**Aim of the exercise**
Only text is carried over. Reproduce the entries below exactly.

(Element data from apps and pages)

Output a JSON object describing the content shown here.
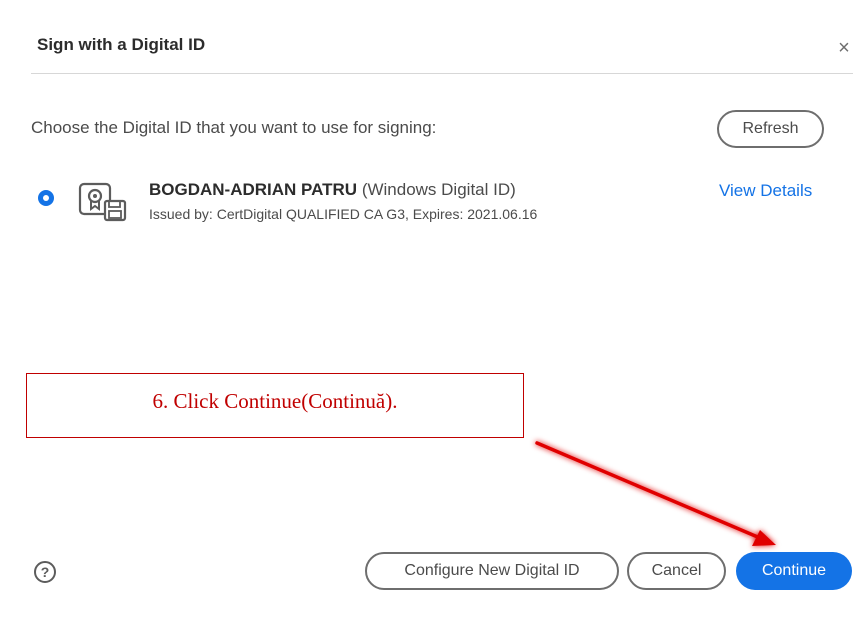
{
  "dialog": {
    "title": "Sign with a Digital ID",
    "close_symbol": "×",
    "prompt": "Choose the Digital ID that you want to use for signing:",
    "refresh_label": "Refresh"
  },
  "digital_id": {
    "name": "BOGDAN-ADRIAN PATRU",
    "type": "(Windows Digital ID)",
    "issued": "Issued by: CertDigital QUALIFIED CA G3, Expires: 2021.06.16",
    "view_details_label": "View Details",
    "icon": "certificate-id-icon",
    "selected": true
  },
  "annotation": {
    "callout_text": "6. Click Continue(Continuă).",
    "color": "#c00000"
  },
  "footer": {
    "help_symbol": "?",
    "configure_label": "Configure New Digital ID",
    "cancel_label": "Cancel",
    "continue_label": "Continue"
  },
  "colors": {
    "accent": "#1473e6",
    "text": "#4b4b4b"
  }
}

**Response box**
Output a JSON object describing the content shown here.
{
  "dialog": {
    "title": "Sign with a Digital ID",
    "close_symbol": "×",
    "prompt": "Choose the Digital ID that you want to use for signing:",
    "refresh_label": "Refresh"
  },
  "digital_id": {
    "name": "BOGDAN-ADRIAN PATRU",
    "type": "(Windows Digital ID)",
    "issued": "Issued by: CertDigital QUALIFIED CA G3, Expires: 2021.06.16",
    "view_details_label": "View Details",
    "icon": "certificate-id-icon",
    "selected": true
  },
  "annotation": {
    "callout_text": "6. Click Continue(Continuă).",
    "color": "#c00000"
  },
  "footer": {
    "help_symbol": "?",
    "configure_label": "Configure New Digital ID",
    "cancel_label": "Cancel",
    "continue_label": "Continue"
  },
  "colors": {
    "accent": "#1473e6",
    "text": "#4b4b4b"
  }
}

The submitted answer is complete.